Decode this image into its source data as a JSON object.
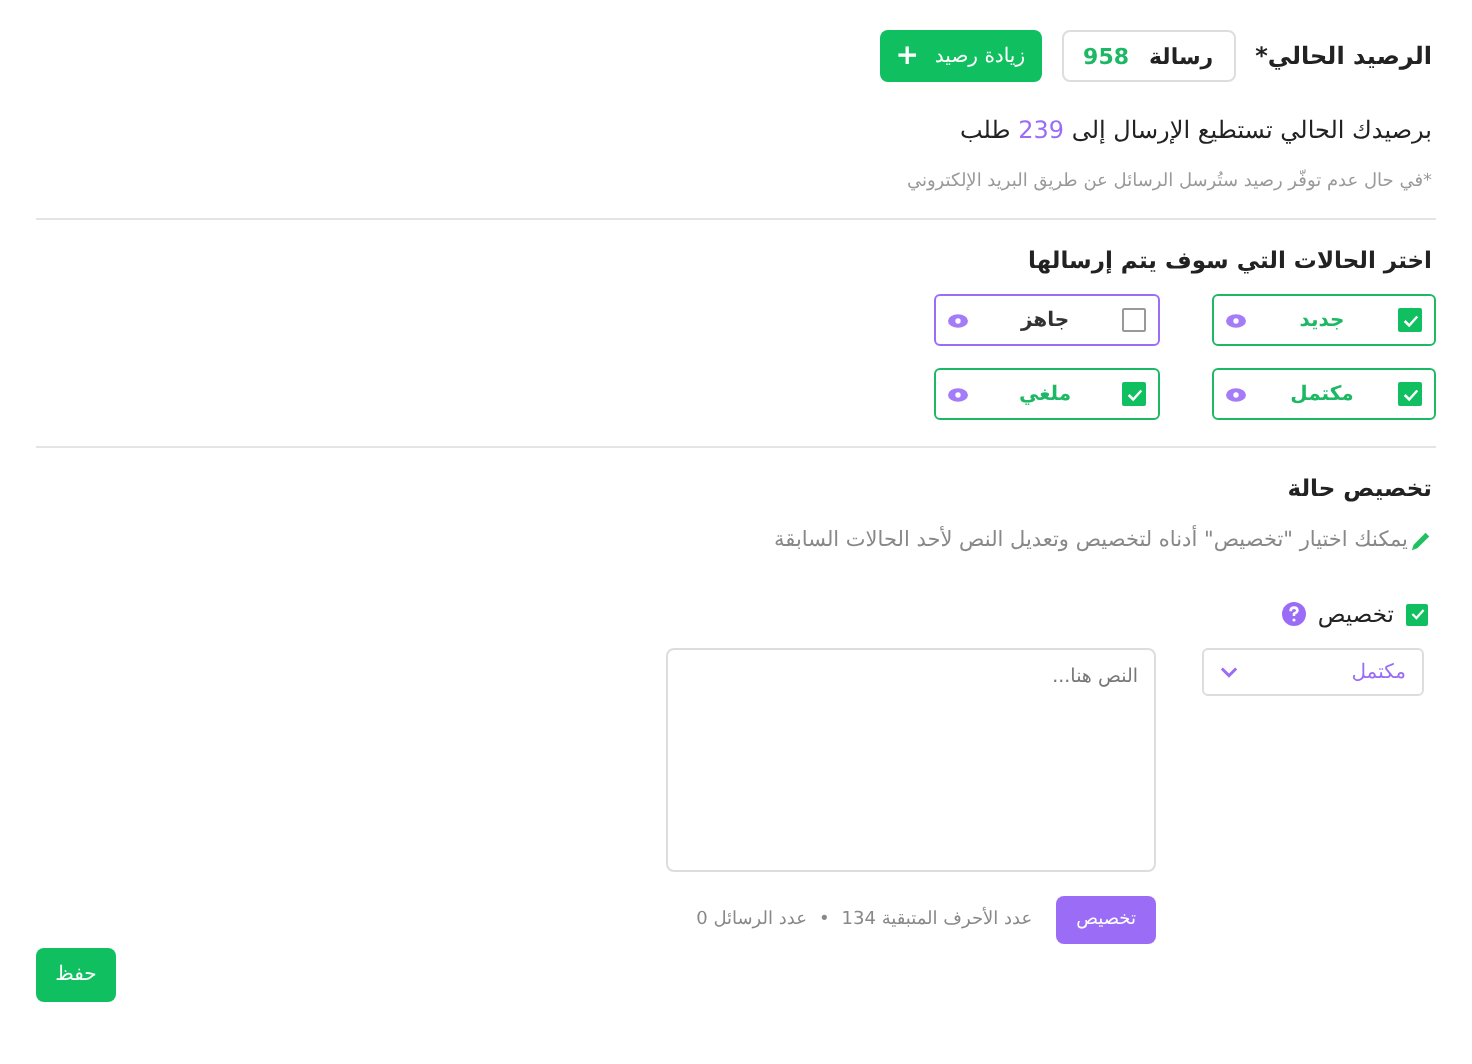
{
  "balance": {
    "label": "الرصيد الحالي*",
    "count": "958",
    "unit": "رسالة",
    "add_button": "زيادة رصيد",
    "add_icon": "+"
  },
  "capacity": {
    "prefix": "برصيدك الحالي تستطيع الإرسال إلى",
    "count": "239",
    "suffix": "طلب"
  },
  "note": "*في حال عدم توفّر رصيد ستُرسل الرسائل عن طريق البريد الإلكتروني",
  "statuses_title": "اختر الحالات التي سوف يتم إرسالها",
  "statuses": [
    {
      "label": "جديد",
      "checked": true
    },
    {
      "label": "جاهز",
      "checked": false
    },
    {
      "label": "مكتمل",
      "checked": true
    },
    {
      "label": "ملغي",
      "checked": true
    }
  ],
  "customize": {
    "title": "تخصيص حالة",
    "hint": "يمكنك اختيار \"تخصيص\" أدناه لتخصيص وتعديل النص لأحد الحالات السابقة",
    "checkbox_label": "تخصيص",
    "checked": true,
    "status_select": "مكتمل",
    "text_placeholder": "النص هنا...",
    "apply_button": "تخصيص",
    "remaining": "عدد الأحرف المتبقية 134",
    "separator": "•",
    "messages": "عدد الرسائل 0"
  },
  "save_button": "حفظ"
}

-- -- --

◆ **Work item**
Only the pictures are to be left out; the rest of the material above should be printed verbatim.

◆ **Task solution**
Decode this image into its source data as a JSON object.
{
  "balance": {
    "label": "الرصيد الحالي*",
    "count": "958",
    "unit": "رسالة",
    "add_button": "زيادة رصيد",
    "add_icon": "+"
  },
  "capacity": {
    "prefix": "برصيدك الحالي تستطيع الإرسال إلى",
    "count": "239",
    "suffix": "طلب"
  },
  "note": "*في حال عدم توفّر رصيد ستُرسل الرسائل عن طريق البريد الإلكتروني",
  "statuses_title": "اختر الحالات التي سوف يتم إرسالها",
  "statuses": [
    {
      "label": "جديد",
      "checked": true
    },
    {
      "label": "جاهز",
      "checked": false
    },
    {
      "label": "مكتمل",
      "checked": true
    },
    {
      "label": "ملغي",
      "checked": true
    }
  ],
  "customize": {
    "title": "تخصيص حالة",
    "hint": "يمكنك اختيار \"تخصيص\" أدناه لتخصيص وتعديل النص لأحد الحالات السابقة",
    "checkbox_label": "تخصيص",
    "checked": true,
    "status_select": "مكتمل",
    "text_placeholder": "النص هنا...",
    "apply_button": "تخصيص",
    "remaining": "عدد الأحرف المتبقية 134",
    "separator": "•",
    "messages": "عدد الرسائل 0"
  },
  "save_button": "حفظ"
}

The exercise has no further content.